In JPA entities, all non-transient fields that are not annotated with the Transient annotation (an annotation defined by JPA) are persistent. "Persistent" means that the field is mapped to a column in the database. Notice that some of the persistent fields in the Patient class have no annotations. This is because the defaults defined by JPA, like default column name, were correct for these fields. When the field name is different from the database column name to which it is mapped, you must use the Column annotation to specify a different column name for the database column.

Every entity must have a primary key. JPA supports both simple (single field) and composite (multifield) primary keys. It's a best practice to always use a simple primary key if you can, and to let the database generate the primary key value for you. This is because JPA doesn't allow the primary key value to ever be changed once an object is persisted. Most of the persistent classes in the medical records application, including the Patient class, use simple generated primary keys for this reason. If you want to see an example of a class that has a composite primary key, look at the Group class. The Id annotation marks the field that is the primary key, identity, or field.

The GeneratedValue annotation denotes the fact that the primary key value is generated by the database when a new Patient is inserted. The database can generate the primary key value in a number of ways, and the strategy attribute can be used to select one of these. The Patient class uses the identity strategy, which means that the id field should be mapped to a database auto-increment or identity column.

A subtle thing to be aware of when using the identity strategy is the effect this has on the equals and hashcode methods of your class. For example, if the equals method compares the values of the id field, make sure you don't use the object in a way that will cause the equals method to be invoked before the database insert happens—usually at transaction commit—because the primary key value won't be assigned until then.

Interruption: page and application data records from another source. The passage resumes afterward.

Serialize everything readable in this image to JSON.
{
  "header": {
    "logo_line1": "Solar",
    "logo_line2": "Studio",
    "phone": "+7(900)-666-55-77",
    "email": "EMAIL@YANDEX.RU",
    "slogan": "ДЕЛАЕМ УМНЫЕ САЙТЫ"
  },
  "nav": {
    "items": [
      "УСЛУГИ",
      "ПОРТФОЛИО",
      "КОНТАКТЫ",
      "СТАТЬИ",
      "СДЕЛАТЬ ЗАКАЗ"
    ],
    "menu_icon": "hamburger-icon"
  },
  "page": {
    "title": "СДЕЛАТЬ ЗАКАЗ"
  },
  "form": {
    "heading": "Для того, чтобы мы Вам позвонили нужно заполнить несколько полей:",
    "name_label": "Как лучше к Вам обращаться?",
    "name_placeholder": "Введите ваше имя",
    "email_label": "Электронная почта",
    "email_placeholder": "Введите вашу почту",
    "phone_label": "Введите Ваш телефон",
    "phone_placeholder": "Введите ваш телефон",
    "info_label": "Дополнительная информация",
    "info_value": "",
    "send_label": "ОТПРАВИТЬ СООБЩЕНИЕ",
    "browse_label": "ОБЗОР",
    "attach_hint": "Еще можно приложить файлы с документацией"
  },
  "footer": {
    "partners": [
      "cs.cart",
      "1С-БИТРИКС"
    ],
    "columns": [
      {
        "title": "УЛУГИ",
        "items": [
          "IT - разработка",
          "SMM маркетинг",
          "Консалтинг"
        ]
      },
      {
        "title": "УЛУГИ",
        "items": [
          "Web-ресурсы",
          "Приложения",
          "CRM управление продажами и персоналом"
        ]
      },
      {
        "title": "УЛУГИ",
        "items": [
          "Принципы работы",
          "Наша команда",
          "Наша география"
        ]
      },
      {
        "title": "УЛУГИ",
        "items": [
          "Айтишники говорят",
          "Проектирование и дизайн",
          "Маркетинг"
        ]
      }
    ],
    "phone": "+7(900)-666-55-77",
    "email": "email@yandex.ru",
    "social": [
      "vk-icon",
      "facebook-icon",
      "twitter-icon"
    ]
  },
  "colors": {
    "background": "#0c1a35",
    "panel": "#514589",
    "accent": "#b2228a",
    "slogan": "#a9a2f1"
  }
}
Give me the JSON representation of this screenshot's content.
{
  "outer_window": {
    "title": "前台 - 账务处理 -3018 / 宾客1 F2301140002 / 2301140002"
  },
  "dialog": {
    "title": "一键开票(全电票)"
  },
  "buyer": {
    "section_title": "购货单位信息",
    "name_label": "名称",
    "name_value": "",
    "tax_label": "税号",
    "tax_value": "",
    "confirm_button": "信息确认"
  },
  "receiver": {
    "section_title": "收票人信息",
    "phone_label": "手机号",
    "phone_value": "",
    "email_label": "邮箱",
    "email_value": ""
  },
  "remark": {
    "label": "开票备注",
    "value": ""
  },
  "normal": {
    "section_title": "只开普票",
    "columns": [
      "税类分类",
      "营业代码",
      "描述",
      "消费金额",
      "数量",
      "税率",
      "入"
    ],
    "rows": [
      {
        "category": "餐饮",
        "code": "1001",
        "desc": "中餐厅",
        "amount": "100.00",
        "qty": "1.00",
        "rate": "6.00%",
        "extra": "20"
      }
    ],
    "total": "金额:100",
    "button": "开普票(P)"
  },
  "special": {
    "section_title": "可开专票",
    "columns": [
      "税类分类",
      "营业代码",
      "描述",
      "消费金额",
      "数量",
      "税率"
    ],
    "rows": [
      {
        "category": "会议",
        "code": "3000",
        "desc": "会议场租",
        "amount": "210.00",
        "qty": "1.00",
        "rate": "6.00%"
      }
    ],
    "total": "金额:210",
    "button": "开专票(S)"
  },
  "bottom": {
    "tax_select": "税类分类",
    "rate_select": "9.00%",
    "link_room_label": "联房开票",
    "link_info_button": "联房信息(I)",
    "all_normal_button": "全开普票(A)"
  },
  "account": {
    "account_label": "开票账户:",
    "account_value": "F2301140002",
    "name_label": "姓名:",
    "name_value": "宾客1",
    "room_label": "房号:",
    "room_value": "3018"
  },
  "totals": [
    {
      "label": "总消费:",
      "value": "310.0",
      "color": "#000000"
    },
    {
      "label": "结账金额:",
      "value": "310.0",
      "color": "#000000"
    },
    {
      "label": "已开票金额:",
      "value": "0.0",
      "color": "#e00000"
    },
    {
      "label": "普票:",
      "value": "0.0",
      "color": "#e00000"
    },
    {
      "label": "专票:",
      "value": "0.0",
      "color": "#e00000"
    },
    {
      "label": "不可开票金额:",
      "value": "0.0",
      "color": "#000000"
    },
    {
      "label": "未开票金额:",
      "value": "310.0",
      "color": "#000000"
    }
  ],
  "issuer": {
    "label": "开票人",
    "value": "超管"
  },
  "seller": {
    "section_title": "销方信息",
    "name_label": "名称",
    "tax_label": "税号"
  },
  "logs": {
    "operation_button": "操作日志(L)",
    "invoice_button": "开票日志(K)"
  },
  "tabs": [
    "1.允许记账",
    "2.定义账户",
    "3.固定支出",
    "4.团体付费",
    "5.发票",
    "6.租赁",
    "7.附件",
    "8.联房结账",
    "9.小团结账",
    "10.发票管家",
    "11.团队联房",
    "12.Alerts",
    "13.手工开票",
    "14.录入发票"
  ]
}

One way to avoid this is to use a natural key in the equals method if your class has one instead of using the generated key. For example, Patient Social Security number would be a good natural key to use in the Patient equals method.